_Problem requirements_
Give back the full data character for character.

========

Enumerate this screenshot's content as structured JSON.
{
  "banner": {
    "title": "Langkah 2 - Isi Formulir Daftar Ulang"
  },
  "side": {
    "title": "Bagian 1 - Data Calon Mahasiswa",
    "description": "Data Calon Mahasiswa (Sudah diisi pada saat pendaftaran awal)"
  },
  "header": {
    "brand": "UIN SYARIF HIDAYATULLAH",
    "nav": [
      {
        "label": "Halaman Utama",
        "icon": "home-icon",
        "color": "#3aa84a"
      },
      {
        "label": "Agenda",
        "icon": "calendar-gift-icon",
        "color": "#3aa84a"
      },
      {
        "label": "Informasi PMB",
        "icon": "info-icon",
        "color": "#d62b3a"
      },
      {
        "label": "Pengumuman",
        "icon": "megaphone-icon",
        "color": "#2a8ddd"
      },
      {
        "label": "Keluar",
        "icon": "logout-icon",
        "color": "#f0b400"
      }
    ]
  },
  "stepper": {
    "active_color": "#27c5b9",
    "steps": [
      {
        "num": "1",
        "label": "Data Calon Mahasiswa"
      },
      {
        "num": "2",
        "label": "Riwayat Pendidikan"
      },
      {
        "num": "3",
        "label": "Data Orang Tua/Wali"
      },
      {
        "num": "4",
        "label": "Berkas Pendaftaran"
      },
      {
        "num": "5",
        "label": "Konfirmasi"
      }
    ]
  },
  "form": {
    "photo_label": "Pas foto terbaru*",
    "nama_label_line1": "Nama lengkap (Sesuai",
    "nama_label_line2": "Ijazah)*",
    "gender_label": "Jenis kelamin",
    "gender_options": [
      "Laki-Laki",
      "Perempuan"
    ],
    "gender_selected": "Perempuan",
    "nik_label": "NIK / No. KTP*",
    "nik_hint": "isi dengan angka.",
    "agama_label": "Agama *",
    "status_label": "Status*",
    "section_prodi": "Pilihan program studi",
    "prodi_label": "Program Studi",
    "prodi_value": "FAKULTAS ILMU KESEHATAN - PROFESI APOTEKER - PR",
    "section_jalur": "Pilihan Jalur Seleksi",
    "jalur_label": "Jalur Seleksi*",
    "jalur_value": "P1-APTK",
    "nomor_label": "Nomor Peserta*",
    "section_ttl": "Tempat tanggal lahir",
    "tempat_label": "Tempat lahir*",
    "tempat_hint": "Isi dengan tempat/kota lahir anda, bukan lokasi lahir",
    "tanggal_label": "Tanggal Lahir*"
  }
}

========

_Task response_
Enumerate this screenshot's content as structured JSON.
{
  "banner": {
    "title": "Langkah 2 - Isi Formulir Daftar Ulang"
  },
  "side": {
    "title": "Bagian 1 - Data Calon Mahasiswa",
    "description": "Data Calon Mahasiswa (Sudah diisi pada saat pendaftaran awal)"
  },
  "header": {
    "brand": "UIN SYARIF HIDAYATULLAH",
    "nav": [
      {
        "label": "Halaman Utama",
        "icon": "home-icon",
        "color": "#3aa84a"
      },
      {
        "label": "Agenda",
        "icon": "calendar-gift-icon",
        "color": "#3aa84a"
      },
      {
        "label": "Informasi PMB",
        "icon": "info-icon",
        "color": "#d62b3a"
      },
      {
        "label": "Pengumuman",
        "icon": "megaphone-icon",
        "color": "#2a8ddd"
      },
      {
        "label": "Keluar",
        "icon": "logout-icon",
        "color": "#f0b400"
      }
    ]
  },
  "stepper": {
    "active_color": "#27c5b9",
    "steps": [
      {
        "num": "1",
        "label": "Data Calon Mahasiswa"
      },
      {
        "num": "2",
        "label": "Riwayat Pendidikan"
      },
      {
        "num": "3",
        "label": "Data Orang Tua/Wali"
      },
      {
        "num": "4",
        "label": "Berkas Pendaftaran"
      },
      {
        "num": "5",
        "label": "Konfirmasi"
      }
    ]
  },
  "form": {
    "photo_label": "Pas foto terbaru*",
    "nama_label_line1": "Nama lengkap (Sesuai",
    "nama_label_line2": "Ijazah)*",
    "gender_label": "Jenis kelamin",
    "gender_options": [
      "Laki-Laki",
      "Perempuan"
    ],
    "gender_selected": "Perempuan",
    "nik_label": "NIK / No. KTP*",
    "nik_hint": "isi dengan angka.",
    "agama_label": "Agama *",
    "status_label": "Status*",
    "section_prodi": "Pilihan program studi",
    "prodi_label": "Program Studi",
    "prodi_value": "FAKULTAS ILMU KESEHATAN - PROFESI APOTEKER - PR",
    "section_jalur": "Pilihan Jalur Seleksi",
    "jalur_label": "Jalur Seleksi*",
    "jalur_value": "P1-APTK",
    "nomor_label": "Nomor Peserta*",
    "section_ttl": "Tempat tanggal lahir",
    "tempat_label": "Tempat lahir*",
    "tempat_hint": "Isi dengan tempat/kota lahir anda, bukan lokasi lahir",
    "tanggal_label": "Tanggal Lahir*"
  }
}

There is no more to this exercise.